To quote Douglas Crockford's excellent JavaScript: The Good Parts,

JavaScript has two sets of equality operators: === and !==, and their evil twins == and !=. The good ones work the way you would expect. If the two operands are of the same type and have the same value, then === produces true and !== produces false. The evil twins do the right thing when the operands are of the same type, but if they are of different types, they attempt to coerce the values. the rules by which they do that are complicated and unmemorable. These are some of the interesting cases:

'' == '0'           // false
0 == ''             // true
0 == '0'            // true

false == 'false'    // false
false == '0'        // true

false == undefined  // false
false == null       // false
null == undefined   // true

' \t\r\n ' == 0     // true

The lack of transitivity is alarming. My advice is to never use the evil twins. Instead, always use === and !==. All of the comparisons just shown produce false with the === operator.


A good point was brought up by @Casebash in the comments and in @Phillipe Laybaert's answer concerning reference types. For reference types == and === act consistently with one another (except in a special case).

var a = [1,2,3];
var b = [1,2,3];

var c = { x: 1, y: 2 };
var d = { x: 1, y: 2 };

var e = "text";
var f = "te" + "xt";

a == b            // false
a === b           // false

c == d            // false
c === d           // false

e == f            // true
e === f           // true

The special case is when you compare a literal with an object that evaluates to the same literal, due to its toString or valueOf method. For example, consider the comparison of a string literal with a string object created by the String constructor.

"abc" == new String("abc")    // true
"abc" === new String("abc")   // false

Here the == operator is checking the values of the two objects and returning true, but the === is seeing that they're not the same type and returning false. Which one is correct? That really depends on what you're trying to compare. My advice is to bypass the question entirely and just don't use the String constructor to create string objects.


I need to check the checked property of a checkbox and perform an action based on the checked property using jQuery.

For example, if the age checkbox is checked, then I need to show a textbox to enter age, else hide the textbox.

But the following code returns false by default:

if($('#isAgeSelected').attr('checked')) {
} else {

How do I successfully query the checked property?

Answered By: karim79 ( 1015)

Try this:

if ($('#isAgeSelected').is(':checked')) {
} else {

You can shorten this using ternary, some might say it's a bit less readable, but that's how I would do it:

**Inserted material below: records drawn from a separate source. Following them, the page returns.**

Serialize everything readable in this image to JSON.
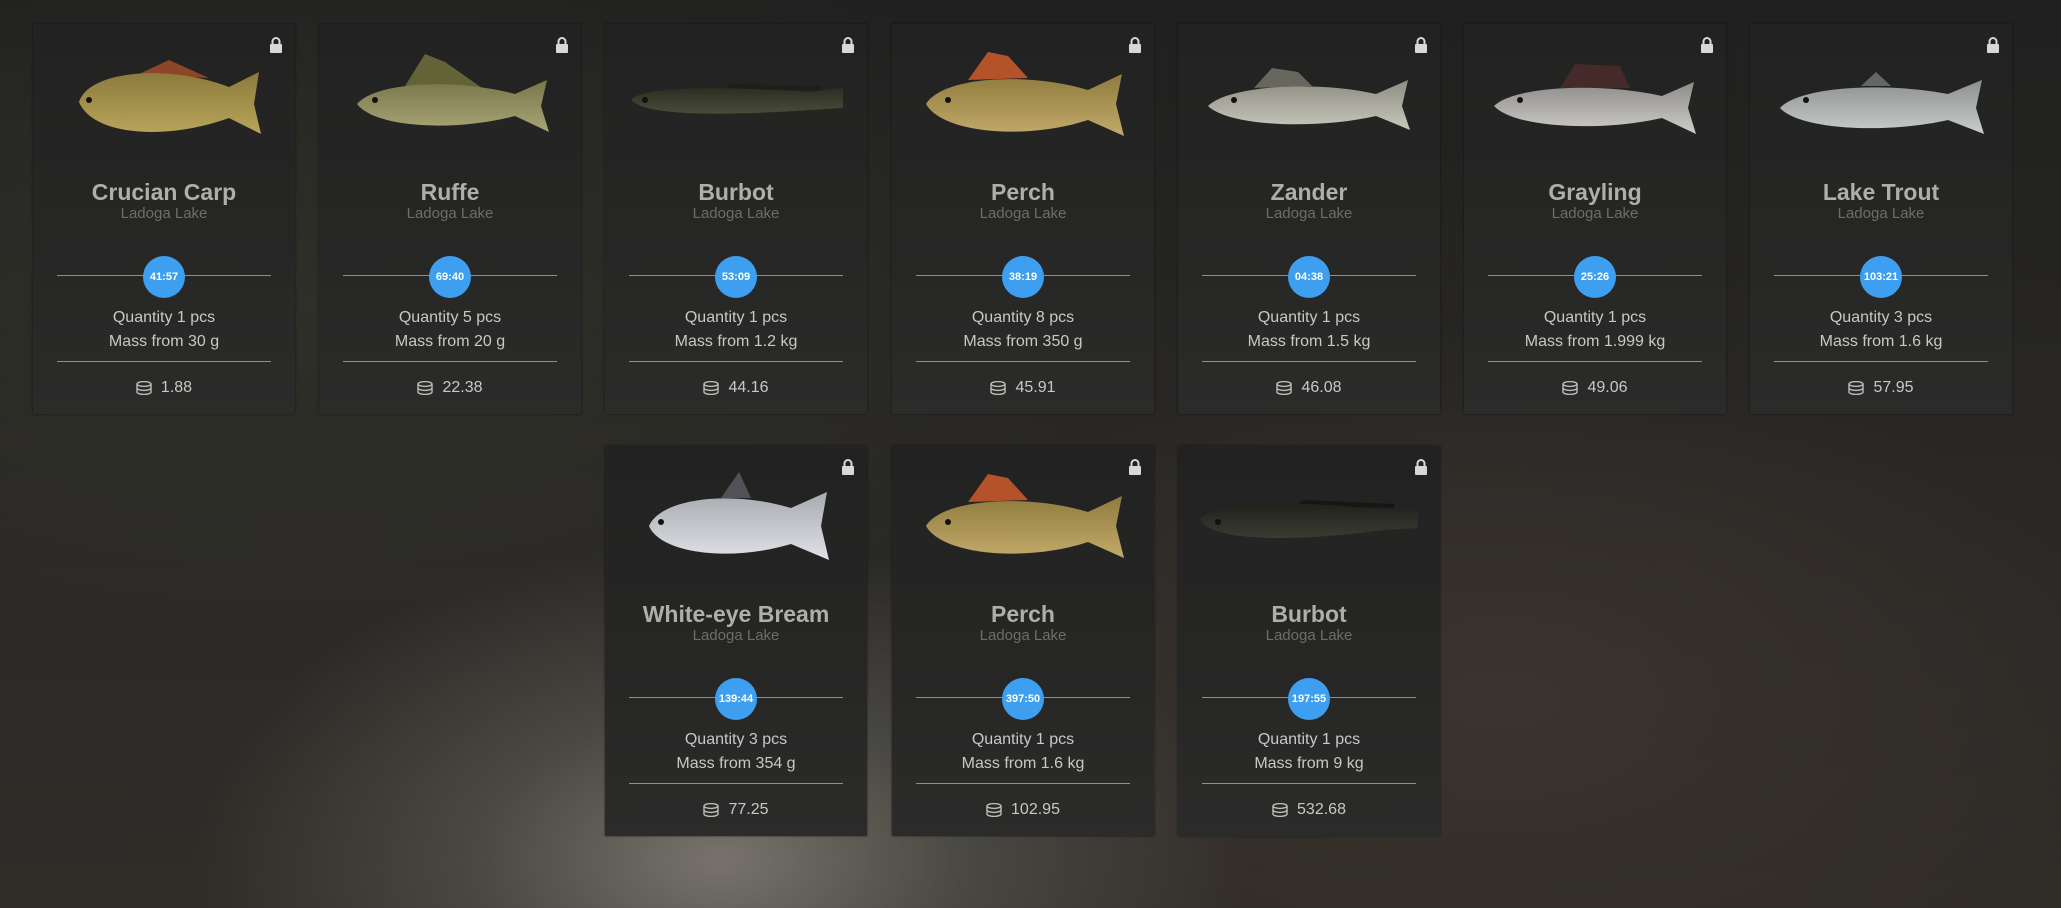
{
  "colors": {
    "timer": "#3e9ff0",
    "card": "#242424"
  },
  "cards": [
    {
      "name": "Crucian Carp",
      "location": "Ladoga Lake",
      "timer": "41:57",
      "quantity": "Quantity 1 pcs",
      "mass": "Mass from 30 g",
      "price": "1.88",
      "fish": "crucian",
      "icon": "lock-icon"
    },
    {
      "name": "Ruffe",
      "location": "Ladoga Lake",
      "timer": "69:40",
      "quantity": "Quantity 5 pcs",
      "mass": "Mass from 20 g",
      "price": "22.38",
      "fish": "ruffe",
      "icon": "lock-icon"
    },
    {
      "name": "Burbot",
      "location": "Ladoga Lake",
      "timer": "53:09",
      "quantity": "Quantity 1 pcs",
      "mass": "Mass from 1.2 kg",
      "price": "44.16",
      "fish": "burbot",
      "icon": "lock-icon"
    },
    {
      "name": "Perch",
      "location": "Ladoga Lake",
      "timer": "38:19",
      "quantity": "Quantity 8 pcs",
      "mass": "Mass from 350 g",
      "price": "45.91",
      "fish": "perch",
      "icon": "lock-icon"
    },
    {
      "name": "Zander",
      "location": "Ladoga Lake",
      "timer": "04:38",
      "quantity": "Quantity 1 pcs",
      "mass": "Mass from 1.5 kg",
      "price": "46.08",
      "fish": "zander",
      "icon": "lock-icon"
    },
    {
      "name": "Grayling",
      "location": "Ladoga Lake",
      "timer": "25:26",
      "quantity": "Quantity 1 pcs",
      "mass": "Mass from 1.999 kg",
      "price": "49.06",
      "fish": "grayling",
      "icon": "lock-icon"
    },
    {
      "name": "Lake Trout",
      "location": "Ladoga Lake",
      "timer": "103:21",
      "quantity": "Quantity 3 pcs",
      "mass": "Mass from 1.6 kg",
      "price": "57.95",
      "fish": "trout",
      "icon": "lock-icon"
    },
    {
      "name": "White-eye Bream",
      "location": "Ladoga Lake",
      "timer": "139:44",
      "quantity": "Quantity 3 pcs",
      "mass": "Mass from 354 g",
      "price": "77.25",
      "fish": "bream",
      "icon": "lock-icon"
    },
    {
      "name": "Perch",
      "location": "Ladoga Lake",
      "timer": "397:50",
      "quantity": "Quantity 1 pcs",
      "mass": "Mass from 1.6 kg",
      "price": "102.95",
      "fish": "perch",
      "icon": "lock-icon"
    },
    {
      "name": "Burbot",
      "location": "Ladoga Lake",
      "timer": "197:55",
      "quantity": "Quantity 1 pcs",
      "mass": "Mass from 9 kg",
      "price": "532.68",
      "fish": "burbot-big",
      "icon": "lock-icon"
    }
  ]
}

$('#isAgeSelected').is(':checked') ? $("#txtAge").show() : $("#txtAge").hide();

EDIT (14 months later): There's a much prettier way to do this, using toggle:

$('#isAgeSelected').click(function () {

<input type="checkbox" id="isAgeSelected"/>
<div id="txtAge" style="display:none">Age is something</div>​

Fiddle Demo